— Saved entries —

+ + + + +

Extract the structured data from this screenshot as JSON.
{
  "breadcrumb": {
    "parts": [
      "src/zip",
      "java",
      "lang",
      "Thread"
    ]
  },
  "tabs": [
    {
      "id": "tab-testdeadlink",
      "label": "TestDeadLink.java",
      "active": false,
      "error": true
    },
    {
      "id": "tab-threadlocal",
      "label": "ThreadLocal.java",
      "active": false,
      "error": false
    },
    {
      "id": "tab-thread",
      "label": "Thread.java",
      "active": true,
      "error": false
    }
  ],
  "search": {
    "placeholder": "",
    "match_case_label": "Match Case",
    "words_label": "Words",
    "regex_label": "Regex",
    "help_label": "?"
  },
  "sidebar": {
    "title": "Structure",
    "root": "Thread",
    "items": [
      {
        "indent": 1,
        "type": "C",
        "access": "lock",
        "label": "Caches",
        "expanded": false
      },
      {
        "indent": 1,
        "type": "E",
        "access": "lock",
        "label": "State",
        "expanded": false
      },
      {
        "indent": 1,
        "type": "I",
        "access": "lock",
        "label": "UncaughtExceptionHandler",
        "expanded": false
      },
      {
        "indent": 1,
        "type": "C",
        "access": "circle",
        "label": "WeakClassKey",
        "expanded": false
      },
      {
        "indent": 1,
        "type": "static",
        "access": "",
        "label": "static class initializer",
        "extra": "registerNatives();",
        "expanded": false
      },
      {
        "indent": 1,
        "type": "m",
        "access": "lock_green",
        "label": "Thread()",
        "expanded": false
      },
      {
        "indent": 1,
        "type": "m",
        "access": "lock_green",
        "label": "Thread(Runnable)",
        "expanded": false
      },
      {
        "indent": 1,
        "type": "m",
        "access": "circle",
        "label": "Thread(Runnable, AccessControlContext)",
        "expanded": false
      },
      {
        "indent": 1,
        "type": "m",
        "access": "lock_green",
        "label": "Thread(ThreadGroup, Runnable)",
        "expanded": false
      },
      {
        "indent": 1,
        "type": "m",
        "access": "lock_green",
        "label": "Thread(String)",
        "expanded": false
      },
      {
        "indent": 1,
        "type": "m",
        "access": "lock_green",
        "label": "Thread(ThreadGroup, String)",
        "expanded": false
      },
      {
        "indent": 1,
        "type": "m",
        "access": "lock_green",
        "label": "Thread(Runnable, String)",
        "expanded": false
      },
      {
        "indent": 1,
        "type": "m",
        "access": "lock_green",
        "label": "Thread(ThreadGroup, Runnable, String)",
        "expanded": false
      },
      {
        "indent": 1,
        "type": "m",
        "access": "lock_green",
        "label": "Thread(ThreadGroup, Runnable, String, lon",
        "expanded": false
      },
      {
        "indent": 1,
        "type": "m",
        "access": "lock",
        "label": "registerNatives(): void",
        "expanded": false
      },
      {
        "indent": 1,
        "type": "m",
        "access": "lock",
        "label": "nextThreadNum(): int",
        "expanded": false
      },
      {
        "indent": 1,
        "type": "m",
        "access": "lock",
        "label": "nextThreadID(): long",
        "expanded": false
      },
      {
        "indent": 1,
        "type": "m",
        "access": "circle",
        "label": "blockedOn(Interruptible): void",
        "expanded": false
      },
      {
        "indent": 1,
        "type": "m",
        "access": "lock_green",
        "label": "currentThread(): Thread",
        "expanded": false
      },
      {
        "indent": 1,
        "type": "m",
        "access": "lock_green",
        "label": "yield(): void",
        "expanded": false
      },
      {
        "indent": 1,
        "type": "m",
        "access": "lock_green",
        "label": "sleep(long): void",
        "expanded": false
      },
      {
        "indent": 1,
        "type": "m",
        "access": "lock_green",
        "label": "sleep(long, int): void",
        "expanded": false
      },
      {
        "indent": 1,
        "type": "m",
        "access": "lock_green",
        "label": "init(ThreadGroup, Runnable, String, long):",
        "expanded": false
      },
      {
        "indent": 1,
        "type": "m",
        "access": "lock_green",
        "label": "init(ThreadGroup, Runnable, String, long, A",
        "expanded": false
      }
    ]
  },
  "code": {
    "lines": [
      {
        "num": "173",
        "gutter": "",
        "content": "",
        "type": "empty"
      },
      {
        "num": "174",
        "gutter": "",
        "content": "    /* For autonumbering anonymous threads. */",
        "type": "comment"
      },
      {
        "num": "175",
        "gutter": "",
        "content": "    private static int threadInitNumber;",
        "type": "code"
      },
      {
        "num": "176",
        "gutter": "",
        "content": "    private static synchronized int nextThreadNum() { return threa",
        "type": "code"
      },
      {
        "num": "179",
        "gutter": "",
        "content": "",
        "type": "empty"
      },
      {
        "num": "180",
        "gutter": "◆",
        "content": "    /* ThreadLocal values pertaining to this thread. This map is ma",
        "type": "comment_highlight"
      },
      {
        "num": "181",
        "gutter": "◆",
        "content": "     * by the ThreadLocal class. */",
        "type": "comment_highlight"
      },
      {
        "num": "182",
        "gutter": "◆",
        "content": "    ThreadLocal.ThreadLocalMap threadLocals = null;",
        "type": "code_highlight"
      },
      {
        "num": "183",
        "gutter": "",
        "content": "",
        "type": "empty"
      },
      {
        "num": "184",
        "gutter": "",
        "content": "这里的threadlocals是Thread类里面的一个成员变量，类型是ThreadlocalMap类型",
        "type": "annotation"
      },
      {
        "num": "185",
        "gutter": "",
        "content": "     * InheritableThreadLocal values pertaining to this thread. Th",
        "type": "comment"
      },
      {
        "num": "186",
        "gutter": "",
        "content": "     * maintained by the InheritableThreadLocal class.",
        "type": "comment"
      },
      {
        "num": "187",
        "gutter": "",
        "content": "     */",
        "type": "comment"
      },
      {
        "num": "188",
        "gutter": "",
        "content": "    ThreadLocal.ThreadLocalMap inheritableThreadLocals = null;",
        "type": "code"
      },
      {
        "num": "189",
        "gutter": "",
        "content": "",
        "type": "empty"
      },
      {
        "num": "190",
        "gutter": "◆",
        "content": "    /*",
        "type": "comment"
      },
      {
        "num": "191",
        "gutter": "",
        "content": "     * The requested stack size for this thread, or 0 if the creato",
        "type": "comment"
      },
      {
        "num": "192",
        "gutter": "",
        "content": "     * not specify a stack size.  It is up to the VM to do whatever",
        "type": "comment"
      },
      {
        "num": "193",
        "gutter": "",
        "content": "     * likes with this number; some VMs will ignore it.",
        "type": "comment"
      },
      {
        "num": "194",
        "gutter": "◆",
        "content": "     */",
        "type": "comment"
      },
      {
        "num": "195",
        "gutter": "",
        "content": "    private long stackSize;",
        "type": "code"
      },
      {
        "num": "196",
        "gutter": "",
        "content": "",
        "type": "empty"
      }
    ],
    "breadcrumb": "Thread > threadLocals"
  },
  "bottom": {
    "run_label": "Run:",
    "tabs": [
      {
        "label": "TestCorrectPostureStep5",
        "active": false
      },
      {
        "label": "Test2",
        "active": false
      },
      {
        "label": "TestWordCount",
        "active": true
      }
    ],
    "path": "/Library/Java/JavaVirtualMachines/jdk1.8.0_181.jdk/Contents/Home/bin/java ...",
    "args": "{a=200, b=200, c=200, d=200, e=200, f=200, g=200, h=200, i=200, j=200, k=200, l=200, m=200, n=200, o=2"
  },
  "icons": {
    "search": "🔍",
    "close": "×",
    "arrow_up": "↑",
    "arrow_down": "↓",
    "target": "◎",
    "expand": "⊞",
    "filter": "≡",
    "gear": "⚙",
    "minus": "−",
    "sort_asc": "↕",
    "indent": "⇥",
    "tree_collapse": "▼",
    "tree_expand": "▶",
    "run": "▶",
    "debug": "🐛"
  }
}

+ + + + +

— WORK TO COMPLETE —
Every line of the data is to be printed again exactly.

— ANSWER TO THIS PROBLEM —
Extract the structured data from this screenshot as JSON.
{
  "breadcrumb": {
    "parts": [
      "src/zip",
      "java",
      "lang",
      "Thread"
    ]
  },
  "tabs": [
    {
      "id": "tab-testdeadlink",
      "label": "TestDeadLink.java",
      "active": false,
      "error": true
    },
    {
      "id": "tab-threadlocal",
      "label": "ThreadLocal.java",
      "active": false,
      "error": false
    },
    {
      "id": "tab-thread",
      "label": "Thread.java",
      "active": true,
      "error": false
    }
  ],
  "search": {
    "placeholder": "",
    "match_case_label": "Match Case",
    "words_label": "Words",
    "regex_label": "Regex",
    "help_label": "?"
  },
  "sidebar": {
    "title": "Structure",
    "root": "Thread",
    "items": [
      {
        "indent": 1,
        "type": "C",
        "access": "lock",
        "label": "Caches",
        "expanded": false
      },
      {
        "indent": 1,
        "type": "E",
        "access": "lock",
        "label": "State",
        "expanded": false
      },
      {
        "indent": 1,
        "type": "I",
        "access": "lock",
        "label": "UncaughtExceptionHandler",
        "expanded": false
      },
      {
        "indent": 1,
        "type": "C",
        "access": "circle",
        "label": "WeakClassKey",
        "expanded": false
      },
      {
        "indent": 1,
        "type": "static",
        "access": "",
        "label": "static class initializer",
        "extra": "registerNatives();",
        "expanded": false
      },
      {
        "indent": 1,
        "type": "m",
        "access": "lock_green",
        "label": "Thread()",
        "expanded": false
      },
      {
        "indent": 1,
        "type": "m",
        "access": "lock_green",
        "label": "Thread(Runnable)",
        "expanded": false
      },
      {
        "indent": 1,
        "type": "m",
        "access": "circle",
        "label": "Thread(Runnable, AccessControlContext)",
        "expanded": false
      },
      {
        "indent": 1,
        "type": "m",
        "access": "lock_green",
        "label": "Thread(ThreadGroup, Runnable)",
        "expanded": false
      },
      {
        "indent": 1,
        "type": "m",
        "access": "lock_green",
        "label": "Thread(String)",
        "expanded": false
      },
      {
        "indent": 1,
        "type": "m",
        "access": "lock_green",
        "label": "Thread(ThreadGroup, String)",
        "expanded": false
      },
      {
        "indent": 1,
        "type": "m",
        "access": "lock_green",
        "label": "Thread(Runnable, String)",
        "expanded": false
      },
      {
        "indent": 1,
        "type": "m",
        "access": "lock_green",
        "label": "Thread(ThreadGroup, Runnable, String)",
        "expanded": false
      },
      {
        "indent": 1,
        "type": "m",
        "access": "lock_green",
        "label": "Thread(ThreadGroup, Runnable, String, lon",
        "expanded": false
      },
      {
        "indent": 1,
        "type": "m",
        "access": "lock",
        "label": "registerNatives(): void",
        "expanded": false
      },
      {
        "indent": 1,
        "type": "m",
        "access": "lock",
        "label": "nextThreadNum(): int",
        "expanded": false
      },
      {
        "indent": 1,
        "type": "m",
        "access": "lock",
        "label": "nextThreadID(): long",
        "expanded": false
      },
      {
        "indent": 1,
        "type": "m",
        "access": "circle",
        "label": "blockedOn(Interruptible): void",
        "expanded": false
      },
      {
        "indent": 1,
        "type": "m",
        "access": "lock_green",
        "label": "currentThread(): Thread",
        "expanded": false
      },
      {
        "indent": 1,
        "type": "m",
        "access": "lock_green",
        "label": "yield(): void",
        "expanded": false
      },
      {
        "indent": 1,
        "type": "m",
        "access": "lock_green",
        "label": "sleep(long): void",
        "expanded": false
      },
      {
        "indent": 1,
        "type": "m",
        "access": "lock_green",
        "label": "sleep(long, int): void",
        "expanded": false
      },
      {
        "indent": 1,
        "type": "m",
        "access": "lock_green",
        "label": "init(ThreadGroup, Runnable, String, long):",
        "expanded": false
      },
      {
        "indent": 1,
        "type": "m",
        "access": "lock_green",
        "label": "init(ThreadGroup, Runnable, String, long, A",
        "expanded": false
      }
    ]
  },
  "code": {
    "lines": [
      {
        "num": "173",
        "gutter": "",
        "content": "",
        "type": "empty"
      },
      {
        "num": "174",
        "gutter": "",
        "content": "    /* For autonumbering anonymous threads. */",
        "type": "comment"
      },
      {
        "num": "175",
        "gutter": "",
        "content": "    private static int threadInitNumber;",
        "type": "code"
      },
      {
        "num": "176",
        "gutter": "",
        "content": "    private static synchronized int nextThreadNum() { return threa",
        "type": "code"
      },
      {
        "num": "179",
        "gutter": "",
        "content": "",
        "type": "empty"
      },
      {
        "num": "180",
        "gutter": "◆",
        "content": "    /* ThreadLocal values pertaining to this thread. This map is ma",
        "type": "comment_highlight"
      },
      {
        "num": "181",
        "gutter": "◆",
        "content": "     * by the ThreadLocal class. */",
        "type": "comment_highlight"
      },
      {
        "num": "182",
        "gutter": "◆",
        "content": "    ThreadLocal.ThreadLocalMap threadLocals = null;",
        "type": "code_highlight"
      },
      {
        "num": "183",
        "gutter": "",
        "content": "",
        "type": "empty"
      },
      {
        "num": "184",
        "gutter": "",
        "content": "这里的threadlocals是Thread类里面的一个成员变量，类型是ThreadlocalMap类型",
        "type": "annotation"
      },
      {
        "num": "185",
        "gutter": "",
        "content": "     * InheritableThreadLocal values pertaining to this thread. Th",
        "type": "comment"
      },
      {
        "num": "186",
        "gutter": "",
        "content": "     * maintained by the InheritableThreadLocal class.",
        "type": "comment"
      },
      {
        "num": "187",
        "gutter": "",
        "content": "     */",
        "type": "comment"
      },
      {
        "num": "188",
        "gutter": "",
        "content": "    ThreadLocal.ThreadLocalMap inheritableThreadLocals = null;",
        "type": "code"
      },
      {
        "num": "189",
        "gutter": "",
        "content": "",
        "type": "empty"
      },
      {
        "num": "190",
        "gutter": "◆",
        "content": "    /*",
        "type": "comment"
      },
      {
        "num": "191",
        "gutter": "",
        "content": "     * The requested stack size for this thread, or 0 if the creato",
        "type": "comment"
      },
      {
        "num": "192",
        "gutter": "",
        "content": "     * not specify a stack size.  It is up to the VM to do whatever",
        "type": "comment"
      },
      {
        "num": "193",
        "gutter": "",
        "content": "     * likes with this number; some VMs will ignore it.",
        "type": "comment"
      },
      {
        "num": "194",
        "gutter": "◆",
        "content": "     */",
        "type": "comment"
      },
      {
        "num": "195",
        "gutter": "",
        "content": "    private long stackSize;",
        "type": "code"
      },
      {
        "num": "196",
        "gutter": "",
        "content": "",
        "type": "empty"
      }
    ],
    "breadcrumb": "Thread > threadLocals"
  },
  "bottom": {
    "run_label": "Run:",
    "tabs": [
      {
        "label": "TestCorrectPostureStep5",
        "active": false
      },
      {
        "label": "Test2",
        "active": false
      },
      {
        "label": "TestWordCount",
        "active": true
      }
    ],
    "path": "/Library/Java/JavaVirtualMachines/jdk1.8.0_181.jdk/Contents/Home/bin/java ...",
    "args": "{a=200, b=200, c=200, d=200, e=200, f=200, g=200, h=200, i=200, j=200, k=200, l=200, m=200, n=200, o=2"
  },
  "icons": {
    "search": "🔍",
    "close": "×",
    "arrow_up": "↑",
    "arrow_down": "↓",
    "target": "◎",
    "expand": "⊞",
    "filter": "≡",
    "gear": "⚙",
    "minus": "−",
    "sort_asc": "↕",
    "indent": "⇥",
    "tree_collapse": "▼",
    "tree_expand": "▶",
    "run": "▶",
    "debug": "🐛"
  }
}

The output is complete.